_ASSIGNMENT_.
The expected output is the full data, repeated exactly, without pictures.

[Stored items from a collection]
______________________________
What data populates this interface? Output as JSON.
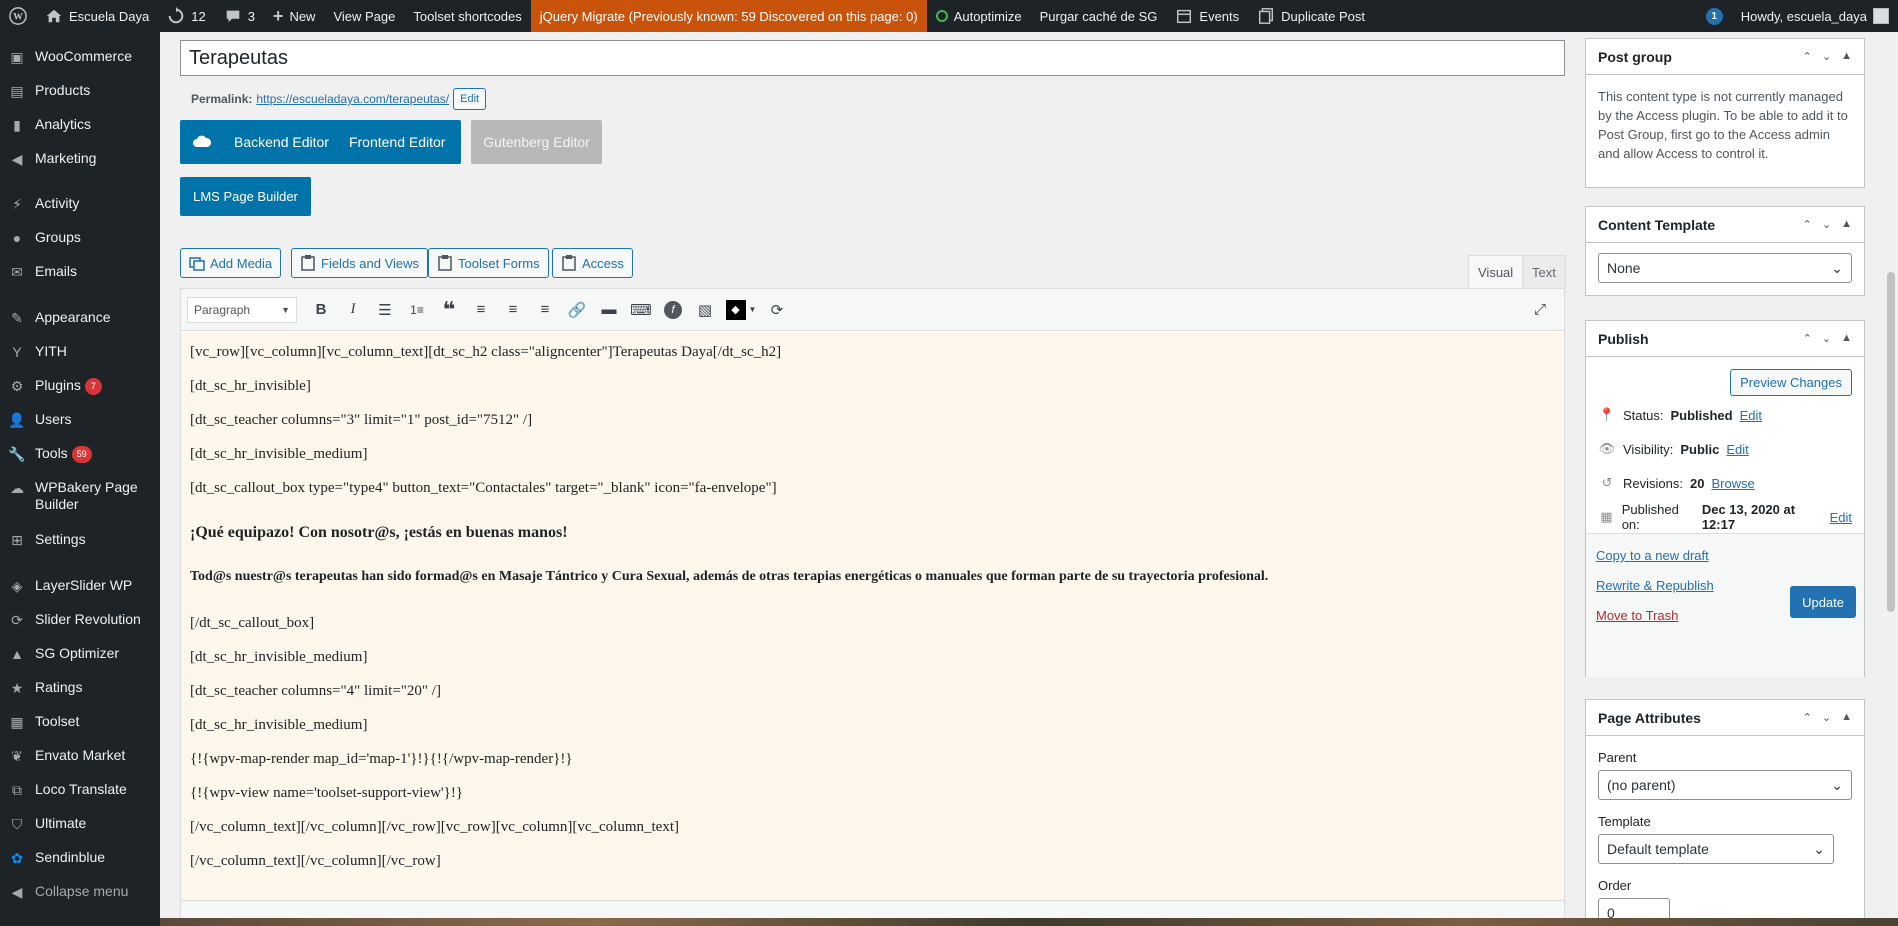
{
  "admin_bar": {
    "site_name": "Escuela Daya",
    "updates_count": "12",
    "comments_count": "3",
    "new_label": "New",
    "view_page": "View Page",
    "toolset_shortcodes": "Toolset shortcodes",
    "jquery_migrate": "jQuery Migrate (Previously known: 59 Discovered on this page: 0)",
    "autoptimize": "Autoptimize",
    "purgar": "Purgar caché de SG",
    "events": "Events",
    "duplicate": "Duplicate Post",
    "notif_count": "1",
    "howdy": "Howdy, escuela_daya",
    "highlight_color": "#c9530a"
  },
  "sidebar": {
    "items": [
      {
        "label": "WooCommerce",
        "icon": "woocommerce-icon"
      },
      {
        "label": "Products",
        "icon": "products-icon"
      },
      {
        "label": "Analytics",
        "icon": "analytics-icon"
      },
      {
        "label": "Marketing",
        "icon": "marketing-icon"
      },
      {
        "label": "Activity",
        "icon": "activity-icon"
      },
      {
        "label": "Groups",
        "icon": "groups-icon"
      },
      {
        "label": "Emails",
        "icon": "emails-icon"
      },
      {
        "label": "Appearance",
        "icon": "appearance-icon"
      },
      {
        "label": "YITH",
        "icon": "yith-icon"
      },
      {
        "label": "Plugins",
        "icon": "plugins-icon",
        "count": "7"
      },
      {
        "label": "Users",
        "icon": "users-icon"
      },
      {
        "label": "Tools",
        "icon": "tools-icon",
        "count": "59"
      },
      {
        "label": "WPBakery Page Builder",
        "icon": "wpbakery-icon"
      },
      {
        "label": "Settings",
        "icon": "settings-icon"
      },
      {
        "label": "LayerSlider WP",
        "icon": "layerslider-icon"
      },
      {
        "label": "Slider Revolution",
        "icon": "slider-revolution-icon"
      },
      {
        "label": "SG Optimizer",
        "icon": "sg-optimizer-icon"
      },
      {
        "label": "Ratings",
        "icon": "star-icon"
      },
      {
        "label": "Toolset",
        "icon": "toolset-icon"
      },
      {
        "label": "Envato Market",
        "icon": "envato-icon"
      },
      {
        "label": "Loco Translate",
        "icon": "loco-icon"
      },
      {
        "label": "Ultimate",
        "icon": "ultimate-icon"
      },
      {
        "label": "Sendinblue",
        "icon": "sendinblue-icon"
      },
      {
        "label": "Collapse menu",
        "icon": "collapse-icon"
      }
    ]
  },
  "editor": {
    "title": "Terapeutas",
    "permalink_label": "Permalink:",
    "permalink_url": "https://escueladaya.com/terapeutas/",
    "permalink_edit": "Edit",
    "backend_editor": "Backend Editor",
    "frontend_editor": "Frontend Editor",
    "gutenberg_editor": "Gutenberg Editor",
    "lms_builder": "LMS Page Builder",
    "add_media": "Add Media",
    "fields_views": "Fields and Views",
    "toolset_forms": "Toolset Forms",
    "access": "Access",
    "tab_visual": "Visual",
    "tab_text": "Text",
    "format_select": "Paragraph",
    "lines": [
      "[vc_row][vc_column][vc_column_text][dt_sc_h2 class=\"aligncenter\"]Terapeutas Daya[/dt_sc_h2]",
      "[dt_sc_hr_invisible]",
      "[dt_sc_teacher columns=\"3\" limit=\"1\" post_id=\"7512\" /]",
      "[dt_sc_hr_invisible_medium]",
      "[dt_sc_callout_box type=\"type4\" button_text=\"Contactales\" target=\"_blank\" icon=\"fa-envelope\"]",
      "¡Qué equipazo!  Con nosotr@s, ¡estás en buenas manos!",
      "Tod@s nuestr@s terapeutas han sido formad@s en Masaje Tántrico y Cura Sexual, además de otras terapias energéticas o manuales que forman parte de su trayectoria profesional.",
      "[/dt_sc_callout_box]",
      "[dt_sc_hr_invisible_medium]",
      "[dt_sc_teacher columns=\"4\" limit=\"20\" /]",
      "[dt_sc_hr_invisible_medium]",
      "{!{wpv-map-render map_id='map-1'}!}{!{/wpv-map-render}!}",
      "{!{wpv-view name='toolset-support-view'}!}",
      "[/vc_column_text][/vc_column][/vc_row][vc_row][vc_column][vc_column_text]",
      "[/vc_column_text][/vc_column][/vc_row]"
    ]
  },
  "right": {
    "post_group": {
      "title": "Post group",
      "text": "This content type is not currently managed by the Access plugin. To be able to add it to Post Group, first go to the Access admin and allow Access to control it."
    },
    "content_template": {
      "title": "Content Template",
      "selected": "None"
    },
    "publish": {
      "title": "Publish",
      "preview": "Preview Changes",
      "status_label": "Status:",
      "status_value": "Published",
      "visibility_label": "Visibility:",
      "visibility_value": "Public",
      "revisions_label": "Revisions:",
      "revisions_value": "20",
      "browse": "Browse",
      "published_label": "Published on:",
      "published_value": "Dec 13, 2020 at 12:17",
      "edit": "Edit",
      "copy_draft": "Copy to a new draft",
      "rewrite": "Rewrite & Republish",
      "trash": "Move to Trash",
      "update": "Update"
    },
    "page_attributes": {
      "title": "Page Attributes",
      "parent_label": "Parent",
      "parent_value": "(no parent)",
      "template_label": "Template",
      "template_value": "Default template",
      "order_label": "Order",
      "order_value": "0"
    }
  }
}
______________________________
_EXERCISE RESULT_.
What data populates this interface? Output as JSON.
{
  "admin_bar": {
    "site_name": "Escuela Daya",
    "updates_count": "12",
    "comments_count": "3",
    "new_label": "New",
    "view_page": "View Page",
    "toolset_shortcodes": "Toolset shortcodes",
    "jquery_migrate": "jQuery Migrate (Previously known: 59 Discovered on this page: 0)",
    "autoptimize": "Autoptimize",
    "purgar": "Purgar caché de SG",
    "events": "Events",
    "duplicate": "Duplicate Post",
    "notif_count": "1",
    "howdy": "Howdy, escuela_daya",
    "highlight_color": "#c9530a"
  },
  "sidebar": {
    "items": [
      {
        "label": "WooCommerce",
        "icon": "woocommerce-icon"
      },
      {
        "label": "Products",
        "icon": "products-icon"
      },
      {
        "label": "Analytics",
        "icon": "analytics-icon"
      },
      {
        "label": "Marketing",
        "icon": "marketing-icon"
      },
      {
        "label": "Activity",
        "icon": "activity-icon"
      },
      {
        "label": "Groups",
        "icon": "groups-icon"
      },
      {
        "label": "Emails",
        "icon": "emails-icon"
      },
      {
        "label": "Appearance",
        "icon": "appearance-icon"
      },
      {
        "label": "YITH",
        "icon": "yith-icon"
      },
      {
        "label": "Plugins",
        "icon": "plugins-icon",
        "count": "7"
      },
      {
        "label": "Users",
        "icon": "users-icon"
      },
      {
        "label": "Tools",
        "icon": "tools-icon",
        "count": "59"
      },
      {
        "label": "WPBakery Page Builder",
        "icon": "wpbakery-icon"
      },
      {
        "label": "Settings",
        "icon": "settings-icon"
      },
      {
        "label": "LayerSlider WP",
        "icon": "layerslider-icon"
      },
      {
        "label": "Slider Revolution",
        "icon": "slider-revolution-icon"
      },
      {
        "label": "SG Optimizer",
        "icon": "sg-optimizer-icon"
      },
      {
        "label": "Ratings",
        "icon": "star-icon"
      },
      {
        "label": "Toolset",
        "icon": "toolset-icon"
      },
      {
        "label": "Envato Market",
        "icon": "envato-icon"
      },
      {
        "label": "Loco Translate",
        "icon": "loco-icon"
      },
      {
        "label": "Ultimate",
        "icon": "ultimate-icon"
      },
      {
        "label": "Sendinblue",
        "icon": "sendinblue-icon"
      },
      {
        "label": "Collapse menu",
        "icon": "collapse-icon"
      }
    ]
  },
  "editor": {
    "title": "Terapeutas",
    "permalink_label": "Permalink:",
    "permalink_url": "https://escueladaya.com/terapeutas/",
    "permalink_edit": "Edit",
    "backend_editor": "Backend Editor",
    "frontend_editor": "Frontend Editor",
    "gutenberg_editor": "Gutenberg Editor",
    "lms_builder": "LMS Page Builder",
    "add_media": "Add Media",
    "fields_views": "Fields and Views",
    "toolset_forms": "Toolset Forms",
    "access": "Access",
    "tab_visual": "Visual",
    "tab_text": "Text",
    "format_select": "Paragraph",
    "lines": [
      "[vc_row][vc_column][vc_column_text][dt_sc_h2 class=\"aligncenter\"]Terapeutas Daya[/dt_sc_h2]",
      "[dt_sc_hr_invisible]",
      "[dt_sc_teacher columns=\"3\" limit=\"1\" post_id=\"7512\" /]",
      "[dt_sc_hr_invisible_medium]",
      "[dt_sc_callout_box type=\"type4\" button_text=\"Contactales\" target=\"_blank\" icon=\"fa-envelope\"]",
      "¡Qué equipazo!  Con nosotr@s, ¡estás en buenas manos!",
      "Tod@s nuestr@s terapeutas han sido formad@s en Masaje Tántrico y Cura Sexual, además de otras terapias energéticas o manuales que forman parte de su trayectoria profesional.",
      "[/dt_sc_callout_box]",
      "[dt_sc_hr_invisible_medium]",
      "[dt_sc_teacher columns=\"4\" limit=\"20\" /]",
      "[dt_sc_hr_invisible_medium]",
      "{!{wpv-map-render map_id='map-1'}!}{!{/wpv-map-render}!}",
      "{!{wpv-view name='toolset-support-view'}!}",
      "[/vc_column_text][/vc_column][/vc_row][vc_row][vc_column][vc_column_text]",
      "[/vc_column_text][/vc_column][/vc_row]"
    ]
  },
  "right": {
    "post_group": {
      "title": "Post group",
      "text": "This content type is not currently managed by the Access plugin. To be able to add it to Post Group, first go to the Access admin and allow Access to control it."
    },
    "content_template": {
      "title": "Content Template",
      "selected": "None"
    },
    "publish": {
      "title": "Publish",
      "preview": "Preview Changes",
      "status_label": "Status:",
      "status_value": "Published",
      "visibility_label": "Visibility:",
      "visibility_value": "Public",
      "revisions_label": "Revisions:",
      "revisions_value": "20",
      "browse": "Browse",
      "published_label": "Published on:",
      "published_value": "Dec 13, 2020 at 12:17",
      "edit": "Edit",
      "copy_draft": "Copy to a new draft",
      "rewrite": "Rewrite & Republish",
      "trash": "Move to Trash",
      "update": "Update"
    },
    "page_attributes": {
      "title": "Page Attributes",
      "parent_label": "Parent",
      "parent_value": "(no parent)",
      "template_label": "Template",
      "template_value": "Default template",
      "order_label": "Order",
      "order_value": "0"
    }
  }
}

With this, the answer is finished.